** Opening DATA TO PROCESS block **

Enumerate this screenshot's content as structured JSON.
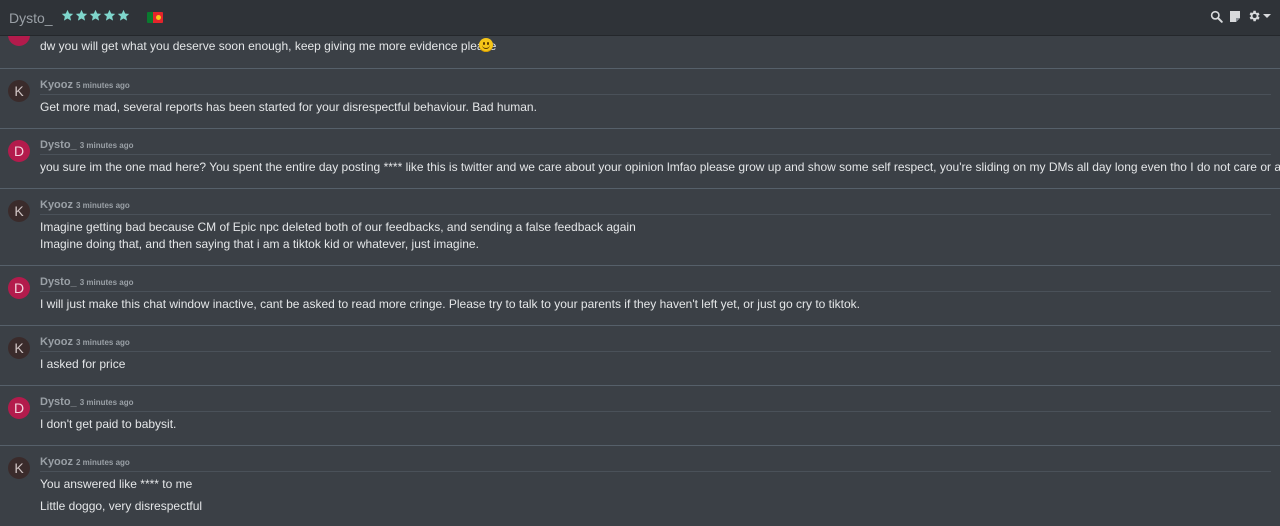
{
  "header": {
    "title": "Dysto_",
    "stars": 5,
    "star_color": "#7fd6cc",
    "flag": "portugal-flag"
  },
  "toolbar": {
    "icons": [
      "search-icon",
      "note-icon",
      "gear-icon",
      "caret-down-icon"
    ]
  },
  "messages": [
    {
      "avatar": "",
      "author": "",
      "time": "",
      "lines": [
        "dw you will get what you deserve soon enough, keep giving me more evidence please"
      ],
      "emoji": "slightly-smiling-face"
    },
    {
      "avatar": "K",
      "author": "Kyooz",
      "time": "5 minutes ago",
      "lines": [
        "Get more mad, several reports has been started for your disrespectful behaviour. Bad human."
      ]
    },
    {
      "avatar": "D",
      "author": "Dysto_",
      "time": "3 minutes ago",
      "lines": [
        "you sure im the one mad here? You spent the entire day posting **** like this is twitter and we care about your opinion lmfao please grow up and show some self respect, you're sliding on my DMs all day long even tho I do not care or asked"
      ]
    },
    {
      "avatar": "K",
      "author": "Kyooz",
      "time": "3 minutes ago",
      "lines": [
        "Imagine getting bad because CM of Epic npc deleted both of our feedbacks, and sending a false feedback again",
        "Imagine doing that, and then saying that i am a tiktok kid or whatever, just imagine."
      ]
    },
    {
      "avatar": "D",
      "author": "Dysto_",
      "time": "3 minutes ago",
      "lines": [
        "I will just make this chat window inactive, cant be asked to read more cringe. Please try to talk to your parents if they haven't left yet, or just go cry to tiktok."
      ]
    },
    {
      "avatar": "K",
      "author": "Kyooz",
      "time": "3 minutes ago",
      "lines": [
        "I asked for price"
      ]
    },
    {
      "avatar": "D",
      "author": "Dysto_",
      "time": "3 minutes ago",
      "lines": [
        "I don't get paid to babysit."
      ]
    },
    {
      "avatar": "K",
      "author": "Kyooz",
      "time": "2 minutes ago",
      "lines": [
        "You answered like **** to me",
        "Little doggo, very disrespectful"
      ]
    }
  ]
}
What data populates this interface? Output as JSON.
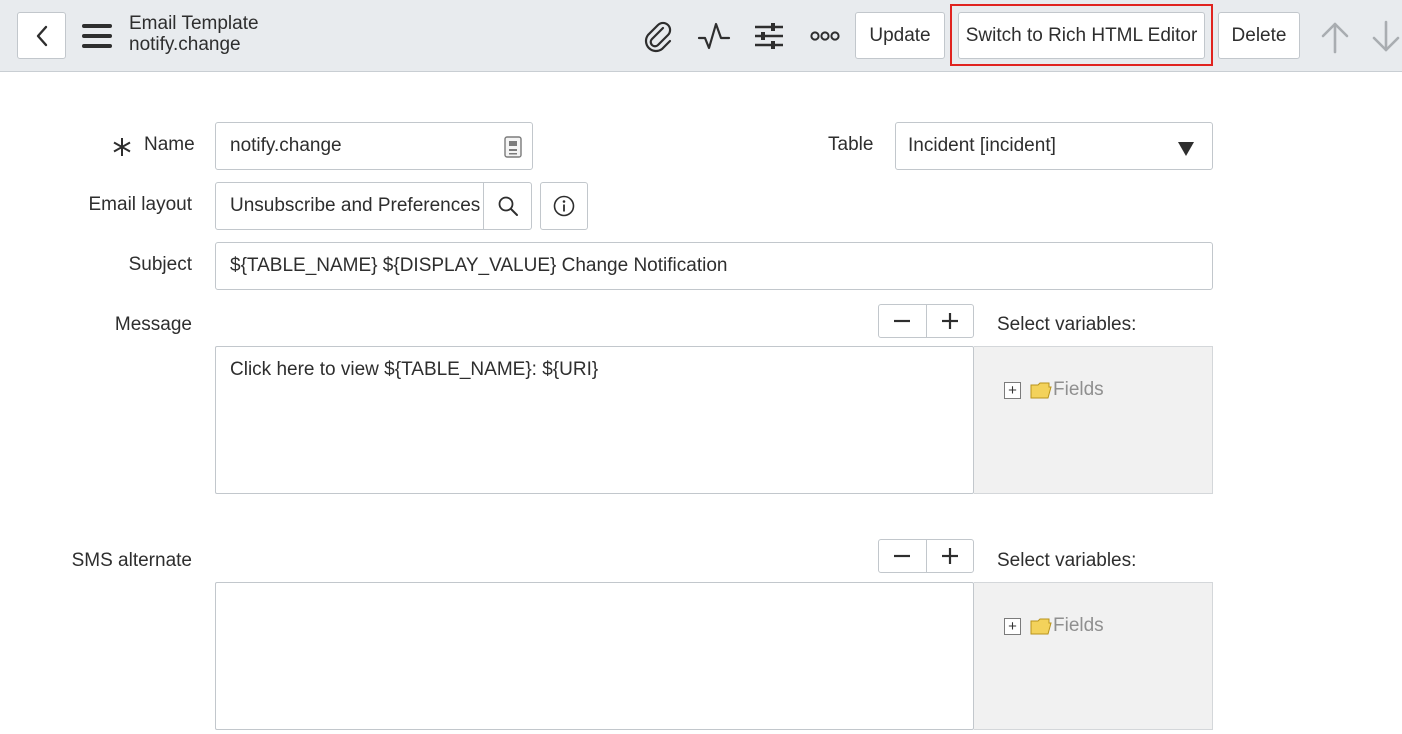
{
  "header": {
    "title": "Email Template",
    "subtitle": "notify.change",
    "update_label": "Update",
    "rich_html_label": "Switch to Rich HTML Editor",
    "delete_label": "Delete",
    "icons": [
      "back-icon",
      "menu-icon",
      "paperclip-icon",
      "activity-icon",
      "settings-sliders-icon",
      "more-icon",
      "arrow-up-icon",
      "arrow-down-icon"
    ],
    "highlight_color": "#e0231f"
  },
  "form": {
    "name": {
      "label": "Name",
      "value": "notify.change",
      "required": true
    },
    "table": {
      "label": "Table",
      "value": "Incident [incident]"
    },
    "email_layout": {
      "label": "Email layout",
      "value": "Unsubscribe and Preferences"
    },
    "subject": {
      "label": "Subject",
      "value": "${TABLE_NAME} ${DISPLAY_VALUE} Change Notification"
    },
    "message": {
      "label": "Message",
      "value": "Click here to view ${TABLE_NAME}: ${URI}",
      "select_variables_label": "Select variables:",
      "tree_node": "Fields"
    },
    "sms_alternate": {
      "label": "SMS alternate",
      "value": "",
      "select_variables_label": "Select variables:",
      "tree_node": "Fields"
    }
  }
}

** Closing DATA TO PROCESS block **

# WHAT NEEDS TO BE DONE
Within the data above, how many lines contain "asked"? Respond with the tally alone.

# EXERCISE SOLUTION
3